■ Task prompt ■
Copy, from the data below, every line that has "name" in it.

****************

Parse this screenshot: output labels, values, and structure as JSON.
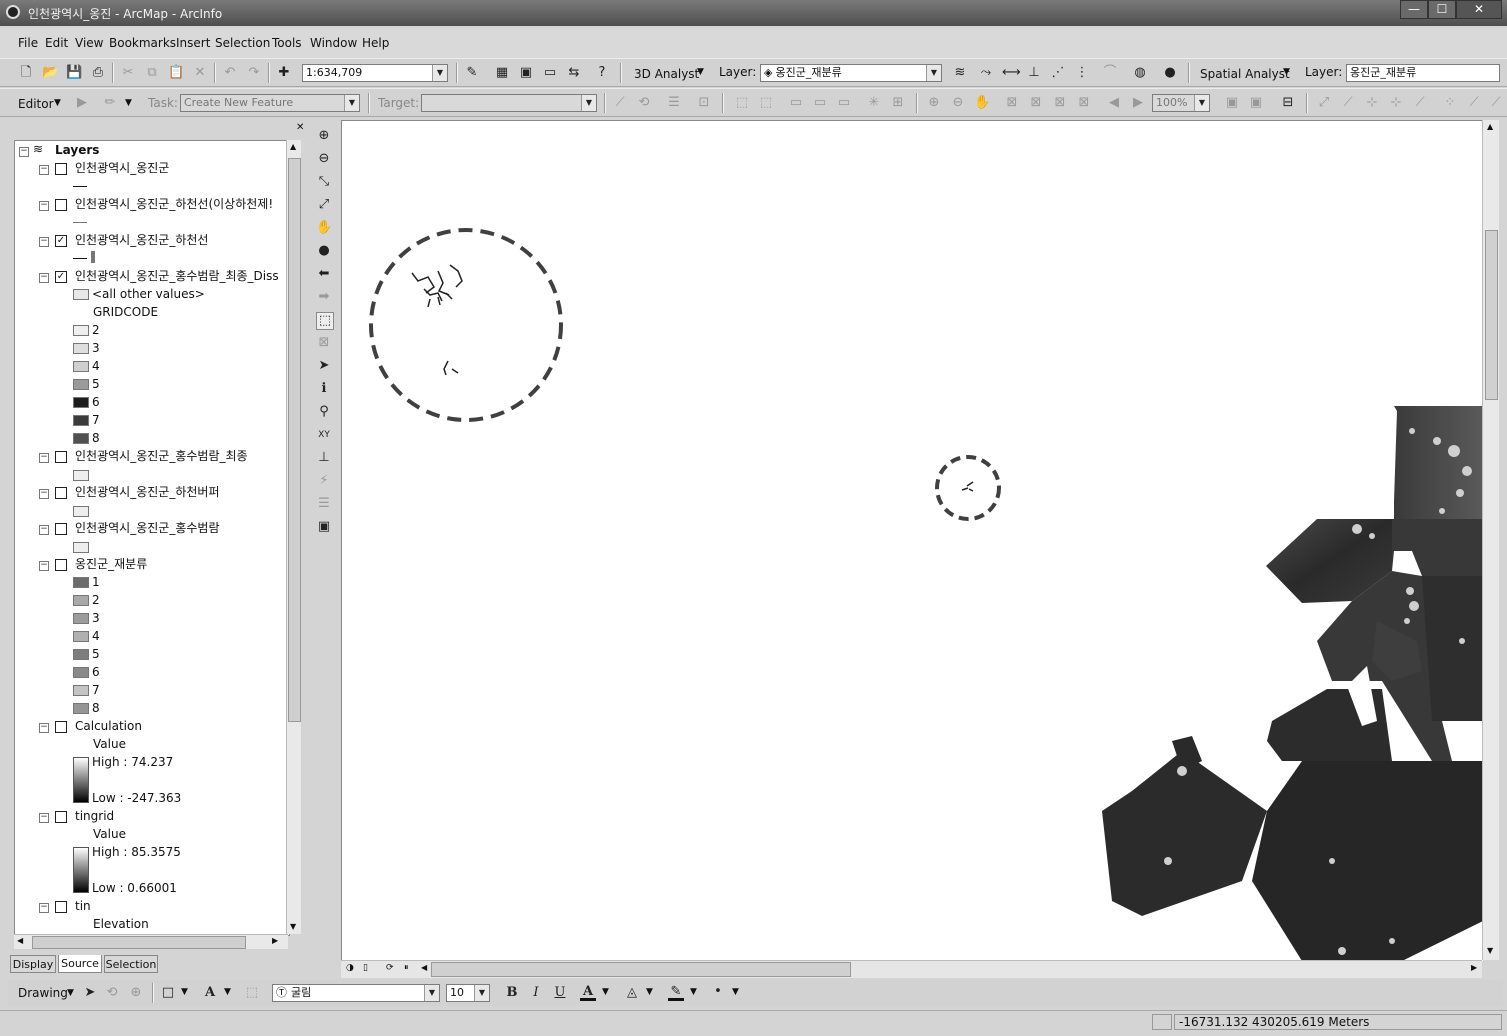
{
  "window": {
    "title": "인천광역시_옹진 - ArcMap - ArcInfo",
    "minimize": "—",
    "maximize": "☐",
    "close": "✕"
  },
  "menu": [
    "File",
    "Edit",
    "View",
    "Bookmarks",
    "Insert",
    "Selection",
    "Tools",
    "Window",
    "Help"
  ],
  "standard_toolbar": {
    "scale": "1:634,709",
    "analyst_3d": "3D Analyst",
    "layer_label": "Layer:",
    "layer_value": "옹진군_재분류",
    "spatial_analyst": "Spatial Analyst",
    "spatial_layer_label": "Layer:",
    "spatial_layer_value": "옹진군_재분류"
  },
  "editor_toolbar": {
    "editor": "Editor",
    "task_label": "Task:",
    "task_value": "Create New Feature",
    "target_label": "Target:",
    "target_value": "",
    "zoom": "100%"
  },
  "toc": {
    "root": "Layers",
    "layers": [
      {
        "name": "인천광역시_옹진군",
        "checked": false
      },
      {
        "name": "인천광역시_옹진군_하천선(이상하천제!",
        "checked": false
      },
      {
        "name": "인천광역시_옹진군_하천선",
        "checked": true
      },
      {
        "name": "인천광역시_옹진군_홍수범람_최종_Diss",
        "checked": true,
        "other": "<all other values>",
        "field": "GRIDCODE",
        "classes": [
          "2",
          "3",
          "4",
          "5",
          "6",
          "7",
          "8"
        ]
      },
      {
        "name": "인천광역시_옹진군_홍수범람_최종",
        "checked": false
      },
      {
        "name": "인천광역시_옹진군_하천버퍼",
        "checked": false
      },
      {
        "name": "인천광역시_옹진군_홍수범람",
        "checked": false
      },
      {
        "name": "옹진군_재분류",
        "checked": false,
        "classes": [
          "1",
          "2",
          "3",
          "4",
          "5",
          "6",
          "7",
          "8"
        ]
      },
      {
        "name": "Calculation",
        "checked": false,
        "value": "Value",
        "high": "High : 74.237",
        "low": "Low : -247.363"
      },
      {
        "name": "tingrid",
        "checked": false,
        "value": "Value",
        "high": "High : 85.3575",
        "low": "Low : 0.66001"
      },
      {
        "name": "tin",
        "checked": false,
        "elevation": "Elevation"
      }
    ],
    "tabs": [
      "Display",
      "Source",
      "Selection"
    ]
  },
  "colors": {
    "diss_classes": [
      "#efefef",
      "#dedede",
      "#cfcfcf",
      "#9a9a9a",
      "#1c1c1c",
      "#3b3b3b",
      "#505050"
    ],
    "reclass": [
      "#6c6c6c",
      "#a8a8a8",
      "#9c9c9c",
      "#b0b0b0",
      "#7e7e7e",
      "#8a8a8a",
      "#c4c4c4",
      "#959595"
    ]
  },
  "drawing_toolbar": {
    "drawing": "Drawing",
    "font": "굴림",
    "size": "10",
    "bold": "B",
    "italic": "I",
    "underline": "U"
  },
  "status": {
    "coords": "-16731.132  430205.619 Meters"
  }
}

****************

■ Answer to this task ■
        "name": "인천광역시_옹진군",
        "name": "인천광역시_옹진군_하천선(이상하천제!",
        "name": "인천광역시_옹진군_하천선",
        "name": "인천광역시_옹진군_홍수범람_최종_Diss",
        "name": "인천광역시_옹진군_홍수범람_최종",
        "name": "인천광역시_옹진군_하천버퍼",
        "name": "인천광역시_옹진군_홍수범람",
        "name": "옹진군_재분류",
        "name": "Calculation",
        "name": "tingrid",
        "name": "tin",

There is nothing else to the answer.